What a month it’s been. Exactly a month ago, I was admiring King Tut’s treasures at the Saatchi Gallery. Today, I’ve read a few chapters of Unnatural Causes, been on a rather brisk walk across Grantchester Meadows for my daily dose of exercise and eaten half a packet of Tangfastics. Pre-lockdown, I found some gems in Cambridge’s charity shops: Cheryl Strayed’s memoir Wild; The Rosie Project by Graeme Simsion; Celeste Ng’s début Everything I Never Told You; The Cuckoo’s Calling by Robert Galbraith (aka J.K. Rowling); and Peter Crouch’s autobiography How to Be a Footballer. I also stocked up on books from Cambridge Central Library, and bought a copy of The Murder of Roger Ackroyd from Heffers (ahead of what turned out to be our first virtual book club). Wherever you are, I hope you’re keeping well. If you’re after some book recommendations to get you through the next few weeks, you’ve come to the right place.
Some months flew by; others crawled. (And now? The UK is virtually grinding to a halt and we’re down to our last six loo rolls. Not words I ever thought I’d type, it must be said.) I’ve spent some lovely evenings with work friends, including a delicious (and very reasonably priced) meal at Cookhouse Joe. I followed that particular meal up with a detour to Carnaby Street: their Christmas lights installation, a collaboration with Project Zero, was something else. Closer to home, Laurence and I (finally) went for food at The Blue Ball in Grantchester, saw the Fitzwilliam Museum’s Feast and Fast exhibition, and returned to the ADC Theatre for Footlights Spring Revue 2020: Crossed Wires.
2019 sped by, and was gone in the blink of an eye. (I’m sure the older I get, the faster time goes.) Chers lecteurs, thank you for taking time out of your day to tune in to the various adventures – on home soil and abroad – I’ve chronicled this past year on La Grenouille Anglaise. Without further ado, here are some of 2019’s most memorable moments.

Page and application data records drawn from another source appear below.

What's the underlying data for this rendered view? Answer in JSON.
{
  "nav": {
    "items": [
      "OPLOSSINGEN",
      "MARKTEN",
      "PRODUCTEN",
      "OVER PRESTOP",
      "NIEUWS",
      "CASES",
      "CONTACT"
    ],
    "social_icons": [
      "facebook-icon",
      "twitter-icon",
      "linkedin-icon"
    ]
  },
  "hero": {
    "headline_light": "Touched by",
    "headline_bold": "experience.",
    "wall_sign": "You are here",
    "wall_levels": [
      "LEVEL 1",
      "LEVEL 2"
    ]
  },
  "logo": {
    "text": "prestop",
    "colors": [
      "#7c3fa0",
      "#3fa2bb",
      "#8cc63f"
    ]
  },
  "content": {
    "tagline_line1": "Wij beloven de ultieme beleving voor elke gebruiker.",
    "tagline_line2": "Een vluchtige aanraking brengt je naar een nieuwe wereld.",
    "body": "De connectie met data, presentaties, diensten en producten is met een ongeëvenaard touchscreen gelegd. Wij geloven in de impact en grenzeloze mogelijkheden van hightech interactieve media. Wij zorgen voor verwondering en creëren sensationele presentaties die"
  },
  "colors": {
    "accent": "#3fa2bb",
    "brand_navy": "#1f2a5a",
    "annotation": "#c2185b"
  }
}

I’ve only read a handful of books over the past three months; fatigue from my (too) long commute set in and had me reaching for the crossword or a copy of Time Out instead of a book, and a string of busy weekends left me with few opportunities to re-stock at the local library. That said, those I did find time to read were well worth the brainpower – and the three titles below are my top picks. If you’ve got any recommendations, I’d love to hear them in the comments. Merry Christmas one and all, and until next year!